[YOUR OBJECTIVE] With images excluded, write out each entry below exactly as given.

(Dataset rows for apps and sites)
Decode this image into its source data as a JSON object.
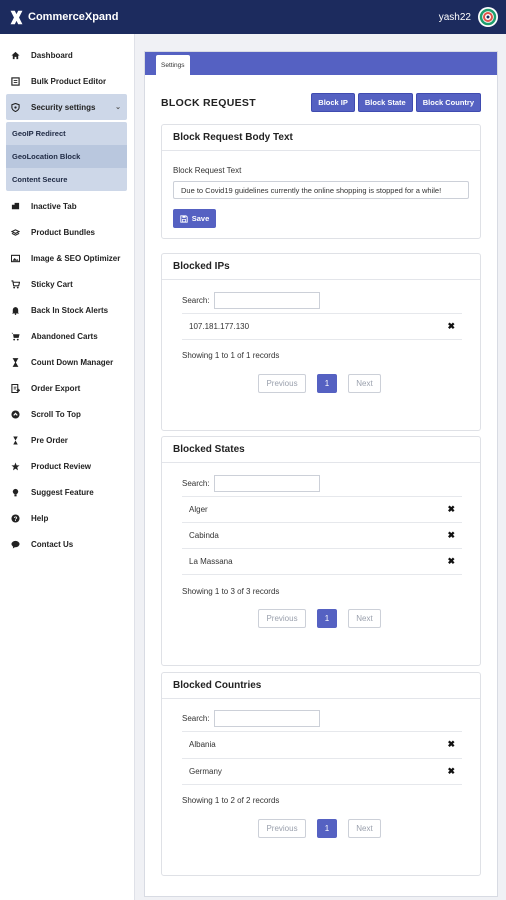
{
  "app": {
    "brand": "CommerceXpand",
    "user": "yash22"
  },
  "sidebar": {
    "items": [
      {
        "label": "Dashboard",
        "icon": "home-icon"
      },
      {
        "label": "Bulk Product Editor",
        "icon": "edit-icon"
      },
      {
        "label": "Security settings",
        "icon": "shield-icon"
      },
      {
        "label": "Inactive Tab",
        "icon": "tab-icon"
      },
      {
        "label": "Product Bundles",
        "icon": "bundle-icon"
      },
      {
        "label": "Image & SEO Optimizer",
        "icon": "image-icon"
      },
      {
        "label": "Sticky Cart",
        "icon": "cart-icon"
      },
      {
        "label": "Back In Stock Alerts",
        "icon": "bell-icon"
      },
      {
        "label": "Abandoned Carts",
        "icon": "cart-icon"
      },
      {
        "label": "Count Down Manager",
        "icon": "hourglass-icon"
      },
      {
        "label": "Order Export",
        "icon": "export-icon"
      },
      {
        "label": "Scroll To Top",
        "icon": "arrow-up-icon"
      },
      {
        "label": "Pre Order",
        "icon": "hourglass-icon"
      },
      {
        "label": "Product Review",
        "icon": "star-icon"
      },
      {
        "label": "Suggest Feature",
        "icon": "lightbulb-icon"
      },
      {
        "label": "Help",
        "icon": "help-icon"
      },
      {
        "label": "Contact Us",
        "icon": "chat-icon"
      }
    ],
    "submenu": [
      "GeoIP Redirect",
      "GeoLocation Block",
      "Content Secure"
    ]
  },
  "main": {
    "tab": "Settings",
    "title": "BLOCK REQUEST",
    "buttons": [
      "Block IP",
      "Block State",
      "Block Country"
    ]
  },
  "body_text": {
    "heading": "Block Request Body Text",
    "label": "Block Request Text",
    "value": "Due to Covid19 guidelines currently the online shopping is stopped for a while!",
    "save": "Save"
  },
  "blocked_ips": {
    "heading": "Blocked IPs",
    "search_label": "Search:",
    "rows": [
      "107.181.177.130"
    ],
    "info": "Showing 1 to 1 of 1 records",
    "prev": "Previous",
    "page": "1",
    "next": "Next"
  },
  "blocked_states": {
    "heading": "Blocked States",
    "search_label": "Search:",
    "rows": [
      "Alger",
      "Cabinda",
      "La Massana"
    ],
    "info": "Showing 1 to 3 of 3 records",
    "prev": "Previous",
    "page": "1",
    "next": "Next"
  },
  "blocked_countries": {
    "heading": "Blocked Countries",
    "search_label": "Search:",
    "rows": [
      "Albania",
      "Germany"
    ],
    "info": "Showing 1 to 2 of 2 records",
    "prev": "Previous",
    "page": "1",
    "next": "Next"
  },
  "colors": {
    "topbar": "#1c2b5e",
    "accent": "#5561c2",
    "active_nav": "#cdd7e8"
  }
}
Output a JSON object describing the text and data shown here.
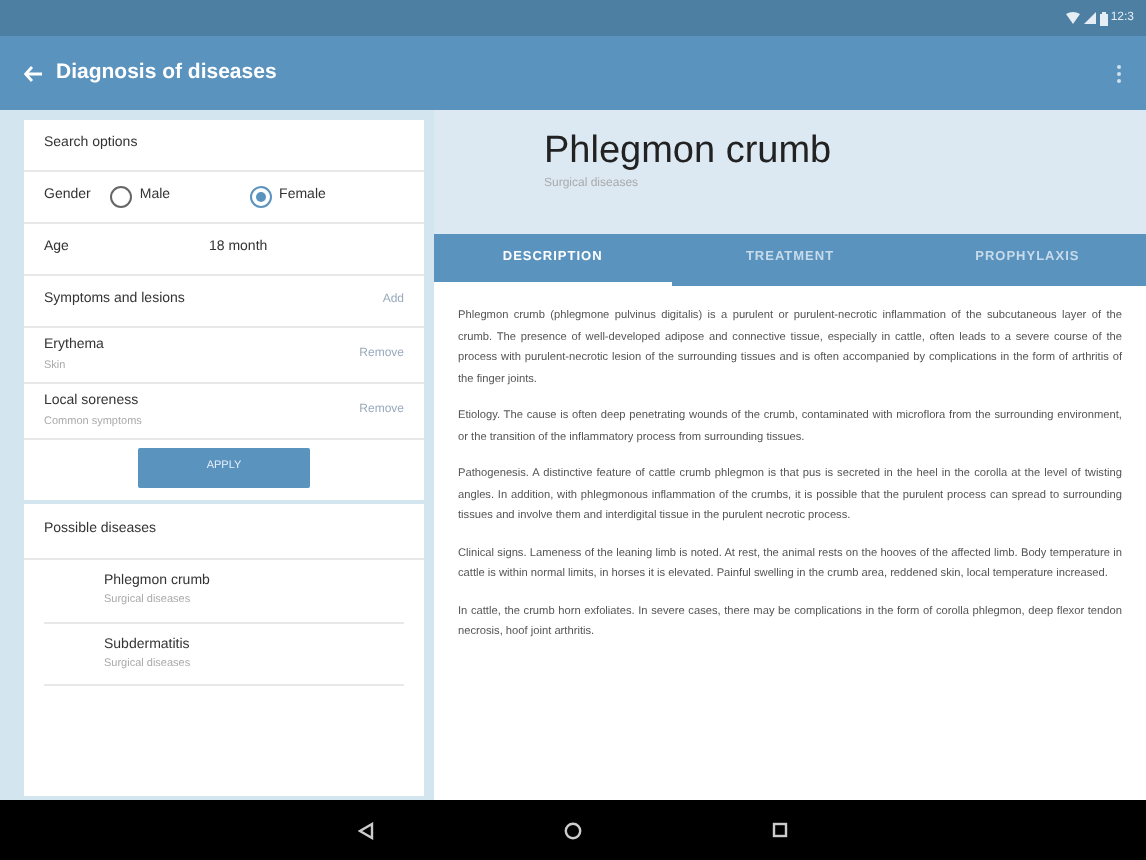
{
  "status_bar": {
    "time": "12:3"
  },
  "app_bar": {
    "title": "Diagnosis of diseases"
  },
  "search_options": {
    "title": "Search options",
    "gender": {
      "label": "Gender",
      "options": [
        {
          "label": "Male",
          "selected": false
        },
        {
          "label": "Female",
          "selected": true
        }
      ]
    },
    "age": {
      "label": "Age",
      "value": "18 month"
    },
    "symptoms": {
      "title": "Symptoms and lesions",
      "add": "Add",
      "items": [
        {
          "name": "Erythema",
          "category": "Skin",
          "action": "Remove"
        },
        {
          "name": "Local soreness",
          "category": "Common symptoms",
          "action": "Remove"
        }
      ]
    },
    "apply": "APPLY"
  },
  "possible_diseases": {
    "title": "Possible diseases",
    "items": [
      {
        "name": "Phlegmon crumb",
        "category": "Surgical diseases"
      },
      {
        "name": "Subdermatitis",
        "category": "Surgical diseases"
      }
    ]
  },
  "detail": {
    "title": "Phlegmon crumb",
    "subtitle": "Surgical diseases",
    "tabs": [
      {
        "label": "DESCRIPTION",
        "selected": true
      },
      {
        "label": "TREATMENT",
        "selected": false
      },
      {
        "label": "PROPHYLAXIS",
        "selected": false
      }
    ],
    "paragraphs": [
      "Phlegmon crumb (phlegmone pulvinus digitalis) is a purulent or purulent-necrotic inflammation of the subcutaneous layer of the crumb. The presence of well-developed adipose and connective tissue, especially in cattle, often leads to a severe course of the process with purulent-necrotic lesion of the surrounding tissues and is often accompanied by complications in the form of arthritis of the finger joints.",
      "Etiology. The cause is often deep penetrating wounds of the crumb, contaminated with microflora from the surrounding environment, or the transition of the inflammatory process from surrounding tissues.",
      "Pathogenesis. A distinctive feature of cattle crumb phlegmon is that pus is secreted in the heel in the corolla at the level of twisting angles. In addition, with phlegmonous inflammation of the crumbs, it is possible that the purulent process can spread to surrounding tissues and involve them and interdigital tissue in the purulent necrotic process.",
      "Clinical signs. Lameness of the leaning limb is noted. At rest, the animal rests on the hooves of the affected limb. Body temperature in cattle is within normal limits, in horses it is elevated. Painful swelling in the crumb area, reddened skin, local temperature increased.",
      "In cattle, the crumb horn exfoliates. In severe cases, there may be complications in the form of corolla phlegmon, deep flexor tendon necrosis, hoof joint arthritis."
    ]
  }
}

[RESULT OF THE TASK]
Decode this image into its source data as a JSON object.
{
  "app": {
    "brand": "CommerceXpand",
    "user": "yash22"
  },
  "sidebar": {
    "items": [
      {
        "label": "Dashboard",
        "icon": "home-icon"
      },
      {
        "label": "Bulk Product Editor",
        "icon": "edit-icon"
      },
      {
        "label": "Security settings",
        "icon": "shield-icon"
      },
      {
        "label": "Inactive Tab",
        "icon": "tab-icon"
      },
      {
        "label": "Product Bundles",
        "icon": "bundle-icon"
      },
      {
        "label": "Image & SEO Optimizer",
        "icon": "image-icon"
      },
      {
        "label": "Sticky Cart",
        "icon": "cart-icon"
      },
      {
        "label": "Back In Stock Alerts",
        "icon": "bell-icon"
      },
      {
        "label": "Abandoned Carts",
        "icon": "cart-icon"
      },
      {
        "label": "Count Down Manager",
        "icon": "hourglass-icon"
      },
      {
        "label": "Order Export",
        "icon": "export-icon"
      },
      {
        "label": "Scroll To Top",
        "icon": "arrow-up-icon"
      },
      {
        "label": "Pre Order",
        "icon": "hourglass-icon"
      },
      {
        "label": "Product Review",
        "icon": "star-icon"
      },
      {
        "label": "Suggest Feature",
        "icon": "lightbulb-icon"
      },
      {
        "label": "Help",
        "icon": "help-icon"
      },
      {
        "label": "Contact Us",
        "icon": "chat-icon"
      }
    ],
    "submenu": [
      "GeoIP Redirect",
      "GeoLocation Block",
      "Content Secure"
    ]
  },
  "main": {
    "tab": "Settings",
    "title": "BLOCK REQUEST",
    "buttons": [
      "Block IP",
      "Block State",
      "Block Country"
    ]
  },
  "body_text": {
    "heading": "Block Request Body Text",
    "label": "Block Request Text",
    "value": "Due to Covid19 guidelines currently the online shopping is stopped for a while!",
    "save": "Save"
  },
  "blocked_ips": {
    "heading": "Blocked IPs",
    "search_label": "Search:",
    "rows": [
      "107.181.177.130"
    ],
    "info": "Showing 1 to 1 of 1 records",
    "prev": "Previous",
    "page": "1",
    "next": "Next"
  },
  "blocked_states": {
    "heading": "Blocked States",
    "search_label": "Search:",
    "rows": [
      "Alger",
      "Cabinda",
      "La Massana"
    ],
    "info": "Showing 1 to 3 of 3 records",
    "prev": "Previous",
    "page": "1",
    "next": "Next"
  },
  "blocked_countries": {
    "heading": "Blocked Countries",
    "search_label": "Search:",
    "rows": [
      "Albania",
      "Germany"
    ],
    "info": "Showing 1 to 2 of 2 records",
    "prev": "Previous",
    "page": "1",
    "next": "Next"
  },
  "colors": {
    "topbar": "#1c2b5e",
    "accent": "#5561c2",
    "active_nav": "#cdd7e8"
  }
}
Output a JSON object describing the text and data shown here.
{
  "status_bar": {
    "time": "12:3"
  },
  "app_bar": {
    "title": "Diagnosis of diseases"
  },
  "search_options": {
    "title": "Search options",
    "gender": {
      "label": "Gender",
      "options": [
        {
          "label": "Male",
          "selected": false
        },
        {
          "label": "Female",
          "selected": true
        }
      ]
    },
    "age": {
      "label": "Age",
      "value": "18 month"
    },
    "symptoms": {
      "title": "Symptoms and lesions",
      "add": "Add",
      "items": [
        {
          "name": "Erythema",
          "category": "Skin",
          "action": "Remove"
        },
        {
          "name": "Local soreness",
          "category": "Common symptoms",
          "action": "Remove"
        }
      ]
    },
    "apply": "APPLY"
  },
  "possible_diseases": {
    "title": "Possible diseases",
    "items": [
      {
        "name": "Phlegmon crumb",
        "category": "Surgical diseases"
      },
      {
        "name": "Subdermatitis",
        "category": "Surgical diseases"
      }
    ]
  },
  "detail": {
    "title": "Phlegmon crumb",
    "subtitle": "Surgical diseases",
    "tabs": [
      {
        "label": "DESCRIPTION",
        "selected": true
      },
      {
        "label": "TREATMENT",
        "selected": false
      },
      {
        "label": "PROPHYLAXIS",
        "selected": false
      }
    ],
    "paragraphs": [
      "Phlegmon crumb (phlegmone pulvinus digitalis) is a purulent or purulent-necrotic inflammation of the subcutaneous layer of the crumb. The presence of well-developed adipose and connective tissue, especially in cattle, often leads to a severe course of the process with purulent-necrotic lesion of the surrounding tissues and is often accompanied by complications in the form of arthritis of the finger joints.",
      "Etiology. The cause is often deep penetrating wounds of the crumb, contaminated with microflora from the surrounding environment, or the transition of the inflammatory process from surrounding tissues.",
      "Pathogenesis. A distinctive feature of cattle crumb phlegmon is that pus is secreted in the heel in the corolla at the level of twisting angles. In addition, with phlegmonous inflammation of the crumbs, it is possible that the purulent process can spread to surrounding tissues and involve them and interdigital tissue in the purulent necrotic process.",
      "Clinical signs. Lameness of the leaning limb is noted. At rest, the animal rests on the hooves of the affected limb. Body temperature in cattle is within normal limits, in horses it is elevated. Painful swelling in the crumb area, reddened skin, local temperature increased.",
      "In cattle, the crumb horn exfoliates. In severe cases, there may be complications in the form of corolla phlegmon, deep flexor tendon necrosis, hoof joint arthritis."
    ]
  }
}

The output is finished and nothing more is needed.